From Rome to independent Scotland to Elizabethan England, the sword has been the fighting man’s most trusted companion throughout the ages and lasts much longer than a Labrador retriever. Keep the swing in your blade by heeding these steps for sword maintenance!
Which of these things doesn’t belong: Dull scissors, a broken pencil, Beavis & Butthead, or your sword?
Answer: Your sword. Because unlike these other things, your sword is very sharp! Please avoid inflicting war wounds on yourself and members of your household, and handle the blade with care.
When cleaning your blade, lay the sword on a level, firm surface and always avoid touching its edge. The number one cause of sword-related injuries is attempting to catch a sword while it’s falling. Remember: The sword is made of hard metal – you are not. The sword is less likely to be injured by a fall than you are by trying to catch it. Just let it happen, man.
A freshly-ordered sword will probably have a protective coating on it. When you unpack your sword, you’ll need to carefully wipe away this coating with a rag or paper towel. After this is done, coat the blade with a layer of oil or silicone spray.
You’ll want to clean and recoat your sword after each use. Also, if your sword is being stored in its scabbard for long periods of time, inspect it often to ensure that the protective coating is still there. You may need to recoat it regularly while storing.
A silicone spray is useful to weatherproof leather scabbards as well and keep them looking spry! However, leather-covered handles should not be sprayed – the grip will be damaged by this. A lacquered scabbard will only need occasional polishing with a soft cloth.
Don’t be fooled – “play” doesn’t mean thoughtless, loose-handed, frolicking fun. The sword in your hand was the main weapon of warfare for centuries, and it’s just as lethal today. Never swing your sword carelessly or needlessly. When unsheathing your sword, make sure you’re well out of reach of others.
To practice “cutting”
- Make sure your sword and your cutting target are a match made in sword-maintenance-heaven. Not all swords are designed to take on all types of targets.
- Be trained. With great sword comes great responsibility, so we recommend professional instruction on how to use it.
- ONLY cut targets that can be cut cleanly in one stroke. A sword will bend if its object is made of an unyielding material.
- OK to cut: Rolled and soaked grass mats, plastic water bottles, pool noodles
- NOT OK to cut: Trees, 2×4’s, your archenemy’s car
- Ensure that your targets are secured and placed at the right height for you to take a direct swing.

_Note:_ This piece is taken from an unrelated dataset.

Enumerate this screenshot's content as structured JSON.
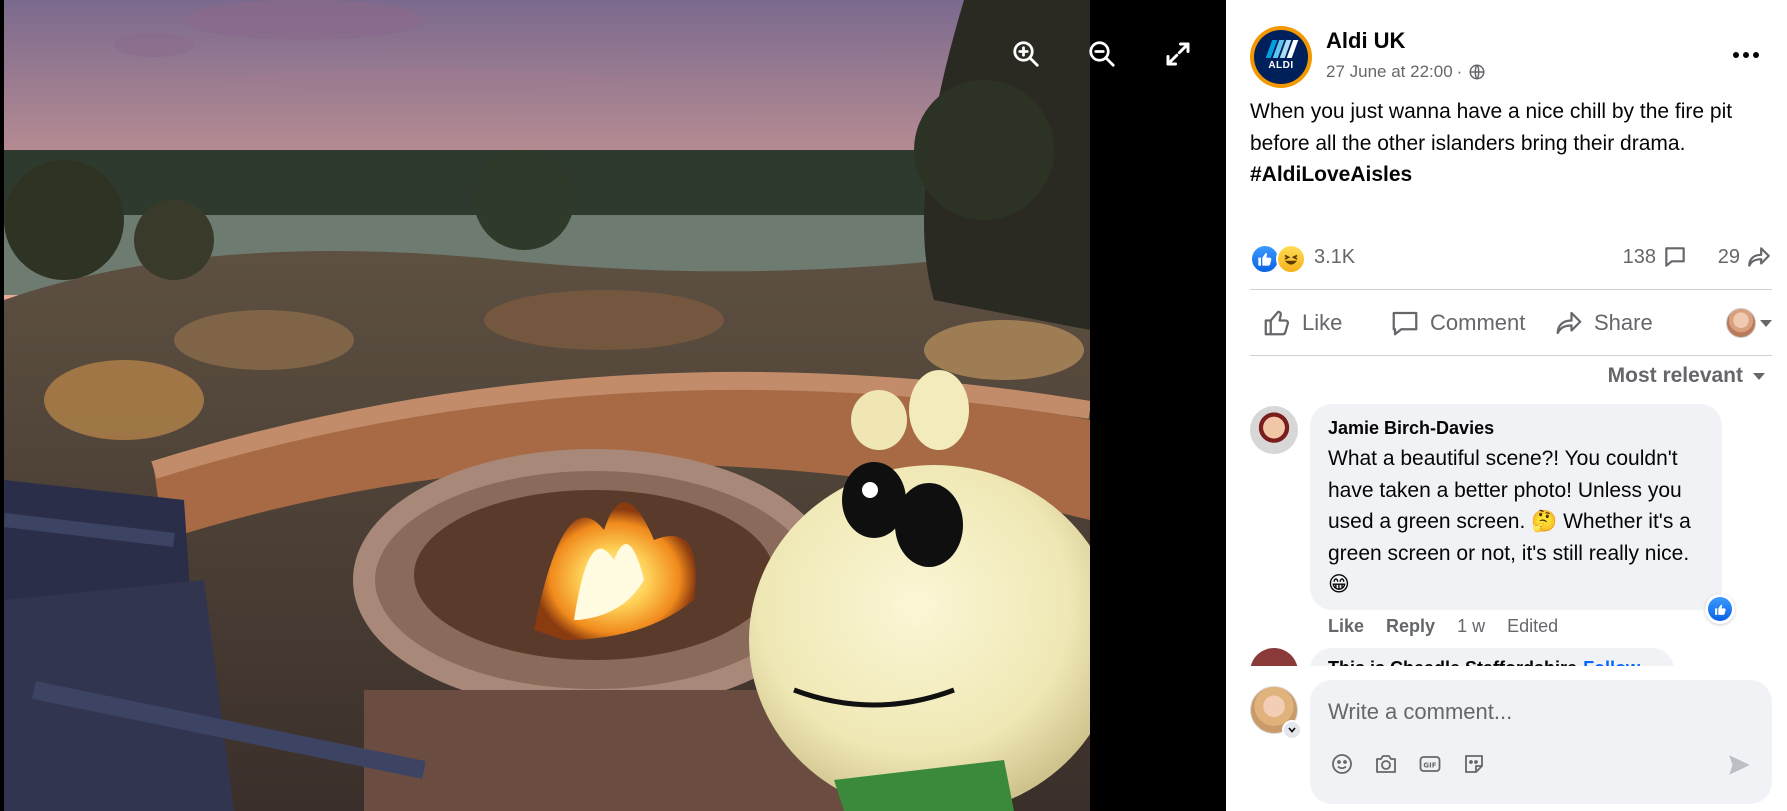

- DO NOT try to swing your sword as hard as you can! Testing your limits is unsafe, not to mention exhausting. Instead, aim to be efficient, using the least amount of effort possible to make a clean cut. This will keep your sword and yourself in good working condition, enabling many hours of practice!
For reenactments and sparring
- You wouldn’t use a butter knife to cut your steak, and you shouldn’t use a sword for reenactment or sparring unless it’s specifically designed for it! Reenactments societies will require all swords to fit within “safe” dimensions, so check with your local organization before purchase. Likewise, sparring swords must fall within certain requirements for flexibility to be considered safe. Both types of swords are blunt.
- A trained swordsman is a competent swordsman! Look for a good instructor before beginning battle.
- Don’t create your own impromptu sparring ring. Only wield your sword in a safe, organized, supervised environment.
- Avoid edge-to-edge contact. While this will be unavoidable with some styles of fighting, be aware of the dangers. Edge contact will cause your blade to “nick,” which can cause sharp “burrs” to pop up. Your rose of a weapon suddenly has thorns! Be sure to remove these burrs with a file before using your sword again, lest your next opponent get cut.
So the next time Inigo Montoya suspects you to be the six-fingered man who killed his father, you’ll be ready to challenge him to a safely-regulated sparring match. Granted that you have the right sword, of course: Armor Venue. Be safe and happy sword-playing!